I did not anticipate how much time I would spend in a car traveling to and from Kampala with the driver George.  George is the most patient and calm Ugandan man that I have ever met.  Which is ironic because Ugandan drivers are extremely aggressive and the vast majority of drivers whip around people and push their way into your lane.  Ugandans drive on the left side of the road.  The majority of the population does not drive because cars are too expensive and public transport is avaliable.  The UMC Conference has arranged for the interns to have a car.  4 people sharing 1 car and driver does not always work out… we’ll see what else can be arranged in the next few weeks.

It is very strange to be driven around everywhere… it reminds me of the play, “Driving Miss. Daisy.”  Not just in the fact that I am driven around… but the fact that there are stereotypes of musungus and Africans who drive musungus.

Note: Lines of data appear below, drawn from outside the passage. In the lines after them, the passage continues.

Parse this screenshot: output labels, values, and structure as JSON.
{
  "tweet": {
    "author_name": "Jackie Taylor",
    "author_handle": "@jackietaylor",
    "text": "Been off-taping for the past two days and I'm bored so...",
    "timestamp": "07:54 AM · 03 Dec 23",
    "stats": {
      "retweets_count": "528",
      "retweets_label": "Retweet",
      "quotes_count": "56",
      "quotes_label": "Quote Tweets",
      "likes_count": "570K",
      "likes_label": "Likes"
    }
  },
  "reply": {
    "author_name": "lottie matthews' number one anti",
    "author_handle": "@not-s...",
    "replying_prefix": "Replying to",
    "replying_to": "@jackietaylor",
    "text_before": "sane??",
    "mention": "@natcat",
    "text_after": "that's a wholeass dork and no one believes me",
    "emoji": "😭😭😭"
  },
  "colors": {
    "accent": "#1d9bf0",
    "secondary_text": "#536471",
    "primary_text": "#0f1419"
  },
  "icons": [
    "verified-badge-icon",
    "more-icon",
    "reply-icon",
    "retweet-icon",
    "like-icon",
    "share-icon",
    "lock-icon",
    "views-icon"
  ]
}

I have seen traffic lights in Uganda, but no one follows them so you have to have a police officer, dressed in all white and called “the white men,” direct traffic.  People turn off their cars and wait it gets so jammed in areas.  George allows other cars to get in the lane and is always cautious.

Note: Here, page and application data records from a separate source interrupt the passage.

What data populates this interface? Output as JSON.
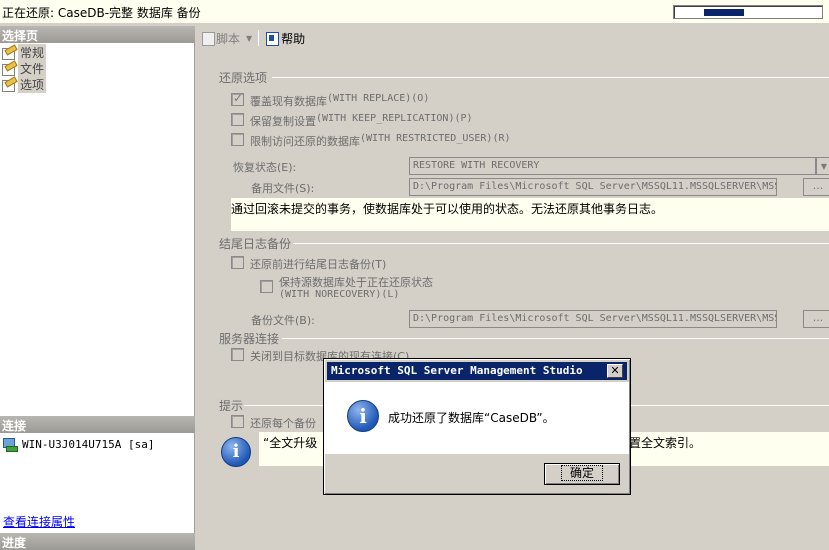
{
  "status_bar": {
    "title": "正在还原: CaseDB-完整 数据库 备份",
    "progress_fraction": 0.27
  },
  "left_pane": {
    "select_page_header": "选择页",
    "pages": [
      {
        "label": "常规"
      },
      {
        "label": "文件"
      },
      {
        "label": "选项"
      }
    ],
    "connection_header": "连接",
    "connection_server": "WIN-U3J014U715A [sa]",
    "view_connection_link": "查看连接属性",
    "progress_header": "进度"
  },
  "toolbar": {
    "script_label": "脚本",
    "help_label": "帮助"
  },
  "restore_options": {
    "header": "还原选项",
    "overwrite": {
      "label": "覆盖现有数据库",
      "code": "(WITH REPLACE)(O)",
      "checked": true
    },
    "keep_replication": {
      "label": "保留复制设置",
      "code": "(WITH KEEP_REPLICATION)(P)",
      "checked": false
    },
    "restricted_user": {
      "label": "限制访问还原的数据库",
      "code": "(WITH RESTRICTED_USER)(R)",
      "checked": false
    },
    "recovery_state_label": "恢复状态(E):",
    "recovery_state_value": "RESTORE WITH RECOVERY",
    "standby_file_label": "备用文件(S):",
    "standby_file_value": "D:\\Program Files\\Microsoft SQL Server\\MSSQL11.MSSQLSERVER\\MSS",
    "recovery_note": "通过回滚未提交的事务，使数据库处于可以使用的状态。无法还原其他事务日志。"
  },
  "tail_log": {
    "header": "结尾日志备份",
    "tail_backup": {
      "label": "还原前进行结尾日志备份(T)",
      "checked": false
    },
    "norecovery": {
      "label": "保持源数据库处于正在还原状态",
      "code": "(WITH NORECOVERY)(L)",
      "checked": false
    },
    "backup_file_label": "备份文件(B):",
    "backup_file_value": "D:\\Program Files\\Microsoft SQL Server\\MSSQL11.MSSQLSERVER\\MSS"
  },
  "server_connections": {
    "header": "服务器连接",
    "close_existing": {
      "label": "关闭到目标数据库的现有连接(C)",
      "checked": false
    }
  },
  "hints": {
    "header": "提示",
    "prompt_each": {
      "label": "还原每个备份",
      "checked": false
    },
    "fulltext_left": "“全文升级",
    "fulltext_right": "置全文索引。"
  },
  "dialog": {
    "title": "Microsoft SQL Server Management Studio",
    "close_glyph": "✕",
    "info_glyph": "i",
    "message": "成功还原了数据库“CaseDB”。",
    "ok_label": "确定"
  },
  "icons": [
    "page-icon",
    "server-icon",
    "script-icon",
    "help-icon",
    "info-icon",
    "close-icon",
    "chevron-down-icon"
  ]
}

As I mentioned before, there is one main road and one “by-pass” road.  The main road is filled with jams and the by-pass is filled with police officers that will stop you for the smallest infraction.  We were pulled over once (which is more like a person in a white uniform waving waving his/her hand at you from the side of the road).  George had passes a truck going 5 miles per hour in a non-passing zone (ha ha… everywhere in Uganda is a passing zone!).  He told them that he didn’t have any money.  They said that the musungus could pay.  Culture note: In Uganda if you have white skin, it is assumed that you have lots of money.  He said that these musungus are students and that they don’t have any money.  And the police officer let us go!

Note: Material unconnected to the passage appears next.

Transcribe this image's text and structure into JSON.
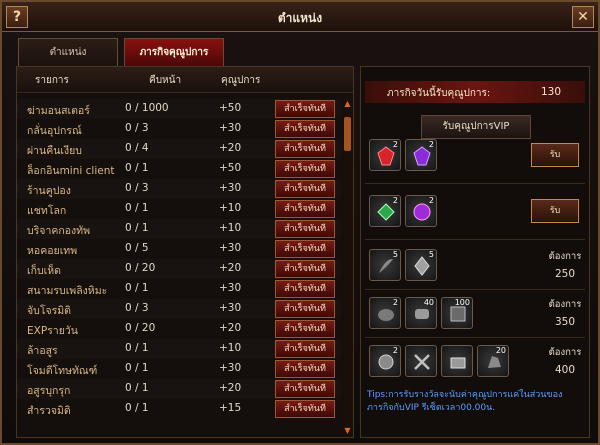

George grew up in Western Uganda, so he speaks a different language than Luganda which is spoken in Kampala area.  He never went to formal school, but taught himself English.  Last Saturday night it was planned for me to go to Nabulagala UMC to worship on Sunday morning.  The car needed to be serviced, so they were trying to find another means of transport to church.  George received a phone call from Vincent saying, the group from Texas at the hotel in Seeta has room for Nancy.  So George told me that I would be staying at the hotel in Seeta and go to church with them.  I arrived at the hotel and went in to find the group leader, whom I had briefly met a few nights ago.  He said that he did not have a room for me to stay, but he could figure it out if he needed.  I went back out to George.  He had just ended a phone call with Vincent and realized that the “room” they had for me was on the bus in the morning!  They have room… not “a” room!  Ha ha ha… So he took me home, picked me up in the morning, and dropped me off at the hotel to go with them to church.

I have learned a lot asking George questions about things that I see.  He usually asks what things are like in the states after he explains.  Things you might see on the road:  People selling sugar cane and time cards for your cell phone.  Cattle frequently walk on the side of the road.  There are small mopeds called boda-bodas and they weave in and out of traffic like racecars.  Women ride “side saddle” on the back.  You will also see them carrying anything from pineapples, wounded people headed to the emergency room (it’s the fastest way to travel), wooden planks that sit horizontal on the back of the seat – and they still weave in and out of traffic!, jugs of oil or water, furniture, and pretty much anything that needs to be taken from point A to point B.  The stores are like open garages with about 4 feet of space to paint an advertisement – the name of the store is not relevant the advertisement is always bright, painted with detail and usually corresponds with what they might sell inside.

OK… My next blog will be about the AMAZING WOMEN I HAVE MET!!  I can not upload music or pictures because uploading and downloading information with my modem is difficult… but I will tell you all about it!!!